The personal information of half a billion Facebook users has been leaked online, according to experts at cyber-intelligence firm Hudson Rock.
The data set, which includes phone numbers, locations, birthdates, Facebook IDs, full names, and email addresses, was discovered on a website used by hackers.
Hudson Rock CTO Alon Gal said the records appear to be a few years old and relate to users in 106 countries. Among the impacted users are over 32 million residing in the United States, 11 million UK residents, and 6 million Facebook users in India.
The Brobdingnagian data leak was first reported by Business Insider on April 3. When questioned by the news source, a Facebook spokesperson linked the incident to a vulnerability that has since been patched.
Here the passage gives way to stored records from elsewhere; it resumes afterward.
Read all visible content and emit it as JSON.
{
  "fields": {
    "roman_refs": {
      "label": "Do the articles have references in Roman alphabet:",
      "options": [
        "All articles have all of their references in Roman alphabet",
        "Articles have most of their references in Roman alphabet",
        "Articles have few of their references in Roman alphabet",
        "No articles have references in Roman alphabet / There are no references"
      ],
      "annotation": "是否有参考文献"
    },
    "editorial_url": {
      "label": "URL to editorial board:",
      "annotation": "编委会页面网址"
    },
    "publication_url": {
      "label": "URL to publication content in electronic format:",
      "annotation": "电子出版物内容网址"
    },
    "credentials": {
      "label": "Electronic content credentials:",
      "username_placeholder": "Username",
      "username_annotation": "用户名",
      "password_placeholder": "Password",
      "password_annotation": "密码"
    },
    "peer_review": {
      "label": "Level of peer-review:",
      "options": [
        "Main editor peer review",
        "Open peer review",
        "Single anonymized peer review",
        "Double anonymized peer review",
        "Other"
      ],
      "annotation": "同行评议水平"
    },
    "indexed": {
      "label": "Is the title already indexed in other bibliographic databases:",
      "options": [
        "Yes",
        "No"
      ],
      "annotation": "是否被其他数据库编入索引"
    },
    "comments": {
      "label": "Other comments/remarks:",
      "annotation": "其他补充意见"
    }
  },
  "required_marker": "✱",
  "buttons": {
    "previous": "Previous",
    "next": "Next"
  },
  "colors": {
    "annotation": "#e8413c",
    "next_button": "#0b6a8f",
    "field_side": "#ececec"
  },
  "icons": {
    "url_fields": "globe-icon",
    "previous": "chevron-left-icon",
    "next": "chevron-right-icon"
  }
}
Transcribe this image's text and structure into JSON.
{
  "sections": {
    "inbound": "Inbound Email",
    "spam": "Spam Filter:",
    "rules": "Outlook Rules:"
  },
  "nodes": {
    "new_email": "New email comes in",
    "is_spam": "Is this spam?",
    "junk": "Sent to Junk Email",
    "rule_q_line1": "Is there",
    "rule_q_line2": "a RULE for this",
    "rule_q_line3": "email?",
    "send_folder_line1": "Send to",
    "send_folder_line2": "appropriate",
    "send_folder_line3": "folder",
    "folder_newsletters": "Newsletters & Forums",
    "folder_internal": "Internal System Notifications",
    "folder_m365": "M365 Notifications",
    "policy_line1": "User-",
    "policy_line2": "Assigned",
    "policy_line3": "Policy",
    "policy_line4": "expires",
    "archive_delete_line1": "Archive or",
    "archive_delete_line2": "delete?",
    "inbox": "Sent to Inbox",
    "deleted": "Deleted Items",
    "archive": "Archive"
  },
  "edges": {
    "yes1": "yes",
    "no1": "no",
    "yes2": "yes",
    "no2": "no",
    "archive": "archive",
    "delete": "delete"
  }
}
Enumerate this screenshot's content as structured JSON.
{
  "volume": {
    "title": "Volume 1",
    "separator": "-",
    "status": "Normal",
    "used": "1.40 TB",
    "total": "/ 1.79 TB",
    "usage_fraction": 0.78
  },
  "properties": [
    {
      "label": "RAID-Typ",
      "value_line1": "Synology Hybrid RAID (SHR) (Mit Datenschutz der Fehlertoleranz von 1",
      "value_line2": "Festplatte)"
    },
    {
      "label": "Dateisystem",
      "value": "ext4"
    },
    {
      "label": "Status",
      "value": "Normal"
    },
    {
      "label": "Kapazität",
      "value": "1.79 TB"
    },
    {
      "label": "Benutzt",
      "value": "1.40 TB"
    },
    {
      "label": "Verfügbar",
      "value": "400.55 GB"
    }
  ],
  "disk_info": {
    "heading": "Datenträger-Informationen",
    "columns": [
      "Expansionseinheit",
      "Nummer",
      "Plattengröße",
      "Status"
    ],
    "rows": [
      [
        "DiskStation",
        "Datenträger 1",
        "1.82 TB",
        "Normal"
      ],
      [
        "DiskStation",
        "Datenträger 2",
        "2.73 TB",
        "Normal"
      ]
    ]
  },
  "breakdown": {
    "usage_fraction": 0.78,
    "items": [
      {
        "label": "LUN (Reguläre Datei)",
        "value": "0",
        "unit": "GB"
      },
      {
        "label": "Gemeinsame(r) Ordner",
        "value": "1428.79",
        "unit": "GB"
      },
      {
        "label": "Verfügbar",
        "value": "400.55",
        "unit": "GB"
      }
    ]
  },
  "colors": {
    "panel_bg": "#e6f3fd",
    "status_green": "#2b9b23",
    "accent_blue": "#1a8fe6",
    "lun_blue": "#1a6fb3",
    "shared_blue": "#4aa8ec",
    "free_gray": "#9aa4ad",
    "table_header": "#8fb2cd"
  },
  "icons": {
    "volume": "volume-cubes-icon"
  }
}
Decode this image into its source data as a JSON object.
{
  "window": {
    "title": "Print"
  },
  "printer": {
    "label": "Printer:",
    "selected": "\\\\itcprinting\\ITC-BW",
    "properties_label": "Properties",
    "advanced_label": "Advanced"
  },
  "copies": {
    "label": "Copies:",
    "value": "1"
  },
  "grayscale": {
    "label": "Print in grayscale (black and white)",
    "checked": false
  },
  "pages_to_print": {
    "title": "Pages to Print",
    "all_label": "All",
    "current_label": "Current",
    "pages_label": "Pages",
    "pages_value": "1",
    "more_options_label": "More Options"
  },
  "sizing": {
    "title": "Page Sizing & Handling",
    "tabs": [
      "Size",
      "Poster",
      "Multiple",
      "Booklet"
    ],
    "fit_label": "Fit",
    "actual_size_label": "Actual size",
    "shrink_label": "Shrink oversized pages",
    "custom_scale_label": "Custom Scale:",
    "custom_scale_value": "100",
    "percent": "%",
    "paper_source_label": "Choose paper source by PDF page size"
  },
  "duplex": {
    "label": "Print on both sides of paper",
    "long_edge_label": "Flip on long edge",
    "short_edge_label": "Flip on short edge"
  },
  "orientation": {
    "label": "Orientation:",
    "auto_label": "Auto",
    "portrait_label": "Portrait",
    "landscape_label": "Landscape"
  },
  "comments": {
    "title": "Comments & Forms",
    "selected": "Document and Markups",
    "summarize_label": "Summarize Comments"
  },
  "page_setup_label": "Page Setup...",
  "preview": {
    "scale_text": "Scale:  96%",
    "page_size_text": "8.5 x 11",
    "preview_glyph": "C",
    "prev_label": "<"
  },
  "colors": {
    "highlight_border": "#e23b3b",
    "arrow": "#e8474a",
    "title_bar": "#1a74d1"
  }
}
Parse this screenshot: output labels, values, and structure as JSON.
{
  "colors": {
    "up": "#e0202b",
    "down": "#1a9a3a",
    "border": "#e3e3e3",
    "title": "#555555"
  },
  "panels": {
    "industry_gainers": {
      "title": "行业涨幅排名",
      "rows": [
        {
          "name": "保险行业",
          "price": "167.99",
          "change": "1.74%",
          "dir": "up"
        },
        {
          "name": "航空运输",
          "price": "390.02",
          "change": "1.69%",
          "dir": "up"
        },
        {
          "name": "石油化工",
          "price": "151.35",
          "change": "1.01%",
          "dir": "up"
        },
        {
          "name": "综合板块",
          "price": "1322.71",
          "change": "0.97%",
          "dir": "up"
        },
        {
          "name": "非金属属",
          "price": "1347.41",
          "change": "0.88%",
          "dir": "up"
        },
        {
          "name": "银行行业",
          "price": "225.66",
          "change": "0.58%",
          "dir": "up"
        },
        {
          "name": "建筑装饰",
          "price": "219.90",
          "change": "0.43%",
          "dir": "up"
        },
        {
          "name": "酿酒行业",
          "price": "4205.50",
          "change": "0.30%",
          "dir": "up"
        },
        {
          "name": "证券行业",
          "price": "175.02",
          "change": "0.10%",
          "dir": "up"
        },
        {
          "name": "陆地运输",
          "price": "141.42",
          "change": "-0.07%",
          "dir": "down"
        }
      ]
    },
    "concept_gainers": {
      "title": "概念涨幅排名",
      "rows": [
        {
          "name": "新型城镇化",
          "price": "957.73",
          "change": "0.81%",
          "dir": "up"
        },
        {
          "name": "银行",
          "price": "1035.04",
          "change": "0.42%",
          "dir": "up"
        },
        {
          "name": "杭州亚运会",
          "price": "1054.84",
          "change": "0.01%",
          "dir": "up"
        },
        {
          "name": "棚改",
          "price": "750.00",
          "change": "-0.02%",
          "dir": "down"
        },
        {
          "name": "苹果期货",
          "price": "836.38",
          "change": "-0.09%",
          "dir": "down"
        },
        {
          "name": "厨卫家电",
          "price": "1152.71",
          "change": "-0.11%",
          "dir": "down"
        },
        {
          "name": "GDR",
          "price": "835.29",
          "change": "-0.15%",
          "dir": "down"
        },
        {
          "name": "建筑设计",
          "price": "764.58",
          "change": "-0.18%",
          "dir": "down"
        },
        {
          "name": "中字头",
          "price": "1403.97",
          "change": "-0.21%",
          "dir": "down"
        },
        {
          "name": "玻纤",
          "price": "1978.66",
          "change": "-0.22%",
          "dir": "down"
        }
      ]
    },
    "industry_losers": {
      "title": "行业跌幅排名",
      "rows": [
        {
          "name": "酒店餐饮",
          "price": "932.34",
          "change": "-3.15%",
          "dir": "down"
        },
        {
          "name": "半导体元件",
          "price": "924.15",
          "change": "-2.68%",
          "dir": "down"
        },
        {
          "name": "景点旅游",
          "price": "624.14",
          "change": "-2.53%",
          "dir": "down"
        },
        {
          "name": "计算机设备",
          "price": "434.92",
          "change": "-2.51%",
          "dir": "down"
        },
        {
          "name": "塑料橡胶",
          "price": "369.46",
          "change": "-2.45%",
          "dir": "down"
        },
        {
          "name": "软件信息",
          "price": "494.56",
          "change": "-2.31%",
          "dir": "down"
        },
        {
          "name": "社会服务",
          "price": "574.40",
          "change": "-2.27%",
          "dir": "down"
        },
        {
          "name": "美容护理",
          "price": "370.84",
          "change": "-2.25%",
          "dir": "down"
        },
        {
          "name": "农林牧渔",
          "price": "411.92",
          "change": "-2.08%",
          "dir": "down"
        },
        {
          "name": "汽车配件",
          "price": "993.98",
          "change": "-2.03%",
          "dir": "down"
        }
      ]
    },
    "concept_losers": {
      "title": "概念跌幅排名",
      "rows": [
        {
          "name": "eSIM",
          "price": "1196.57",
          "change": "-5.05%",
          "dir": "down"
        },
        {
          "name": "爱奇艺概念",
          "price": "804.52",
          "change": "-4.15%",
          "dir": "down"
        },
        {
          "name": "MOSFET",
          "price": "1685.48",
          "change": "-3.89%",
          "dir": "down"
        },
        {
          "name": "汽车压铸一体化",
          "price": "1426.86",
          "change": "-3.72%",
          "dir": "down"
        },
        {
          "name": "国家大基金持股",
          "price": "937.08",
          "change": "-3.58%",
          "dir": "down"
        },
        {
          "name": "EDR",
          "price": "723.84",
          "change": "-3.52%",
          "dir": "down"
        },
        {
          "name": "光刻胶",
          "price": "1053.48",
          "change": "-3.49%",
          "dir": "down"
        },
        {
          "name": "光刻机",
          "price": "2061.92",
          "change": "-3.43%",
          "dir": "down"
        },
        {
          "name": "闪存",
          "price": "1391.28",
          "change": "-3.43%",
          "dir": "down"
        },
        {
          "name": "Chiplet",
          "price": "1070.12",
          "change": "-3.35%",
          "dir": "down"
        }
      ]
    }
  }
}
Speaking to CNN on April 4, Facebook spokesperson Andy Stone said: “This is old data that was previously reported on in 2019. We found and fixed this issue in August 2019.”
Gal said that the age of the data did not preclude it from being effectively exploited by cyber-criminals and identity thieves.
“Bad actors will certainly use the information for social engineering, scamming, hacking, and marketing,” said Gal on Twitter.
Commenting on the data leak, Tim Mackey, a principal security strategist with the Synopsys Cybersecurity Research Center (CyRC), told Infosecurity Magazine: “Attackers define the rules of their attack, and increasingly they are operating just like businesses. But just like any business, there is nothing to say that they too can’t be hacked and their data were stolen.
“When your primary asset is data, that asset is going to be valuable to more than just you. If that data is stolen from one criminal enterprise, that criminal group might not protect their data and it could easily be stolen multiple times.”
After political firm Cambridge Analytica accessed data belonging to as many as 87 million Facebook users without their knowledge or consent, Facebook changed a search feature exploited by the firm.
Stone said: “In 2019, we removed people’s ability to directly find others using their phone number across both Facebook and Instagram—a function that could be exploited using sophisticated software code, to imitate Facebook and provide a phone number to find which users it belonged to.”